Along with those who say, “you must be so proud,” there’s another strange sentiment I’ve begun hearing when I deliver news of his graduation. Some people think his degree is impractical. They roll their eyes when I share that he’s pursuing graduate work in philosophy, and some even wonder what rhetoric is. Indeed, he also knows that these fields aren’t seen as money-makers and yet so far, his work on educational equity and teaching have been very practical. I remember when he told me of his deep interest in philosophy – his joy and passion for a misunderstood field of study. It was almost a “coming out” moment.

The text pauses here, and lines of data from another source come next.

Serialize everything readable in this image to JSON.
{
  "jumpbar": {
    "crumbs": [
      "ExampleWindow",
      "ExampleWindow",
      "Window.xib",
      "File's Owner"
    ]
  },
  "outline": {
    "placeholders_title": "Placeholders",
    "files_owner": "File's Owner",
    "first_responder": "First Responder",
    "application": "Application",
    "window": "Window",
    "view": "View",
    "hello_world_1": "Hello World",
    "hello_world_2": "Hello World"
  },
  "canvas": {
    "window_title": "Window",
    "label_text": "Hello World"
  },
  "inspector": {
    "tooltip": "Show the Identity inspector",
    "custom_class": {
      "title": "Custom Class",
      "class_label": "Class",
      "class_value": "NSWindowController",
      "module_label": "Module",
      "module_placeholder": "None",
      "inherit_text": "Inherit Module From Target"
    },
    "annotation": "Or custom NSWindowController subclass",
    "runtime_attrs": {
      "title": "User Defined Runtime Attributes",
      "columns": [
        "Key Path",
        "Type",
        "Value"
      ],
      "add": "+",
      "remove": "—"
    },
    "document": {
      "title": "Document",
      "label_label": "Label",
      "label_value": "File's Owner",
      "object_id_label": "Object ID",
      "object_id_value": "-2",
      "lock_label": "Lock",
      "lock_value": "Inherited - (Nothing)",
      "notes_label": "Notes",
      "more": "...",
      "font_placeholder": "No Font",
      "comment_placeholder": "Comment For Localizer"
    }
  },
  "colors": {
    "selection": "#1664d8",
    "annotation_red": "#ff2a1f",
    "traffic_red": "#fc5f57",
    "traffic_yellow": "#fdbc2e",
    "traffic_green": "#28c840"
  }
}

He spoke resolutely about the more concrete applications of rhetoric (law and cultural critique, for example) and then said nervously, “but what really makes me happy is… the history and theory of rhetoric.” I smiled compassionately and assured him that I loved him not just in spite of his feelings for rhetoric. I found his feelings good and natural…
But really, what the devil is wrong with people? They’re spewing pride and disdain around like fertilizer for the garden of cultural foolishness on which we all must tread! It seems that those who would poo-poo philosophy as a foolish field do not truly understand that no matter what you do today, you still have to make your way tomorrow. No matter what degree you earn, you still have to make a life. No one act will secure the future. However, there are practices and ways of thinking that will brighten the path and lighten the load. And to the extent that philosophy is concerned with how we think about what world we make, he is well on the road.
Whether a bricklayer or brain-surgeon – or more likely in America today a “customer service representative,” one has to pay attention to the present in order to be responsible to the future. And perhaps part of that process involves not being too prideful. After all, pride pumps up the ego which can really get its pendulum swinging between conceit and shame, between feeling superior and feeling unworthy. Really, the middle ground serves us best: to be good, to do well.
So, I’m a grateful parent more than a proud one, watching my son’s considerable accomplishments. And I am happy for him and for the world he will influence with his sharp mind, steady feelings and growing influence. May his graduation to the next challenge be a useful milestone for all he touches…
Kimberly Dark is a writer, performer and sociology professor. She is elated that her favorite son is home for the summer after receiving his BA and before beginning graduate work at University of Chicago. Learn more at www.kimberlydark.com.
Photo courtesy: ronnieb | MorgueFile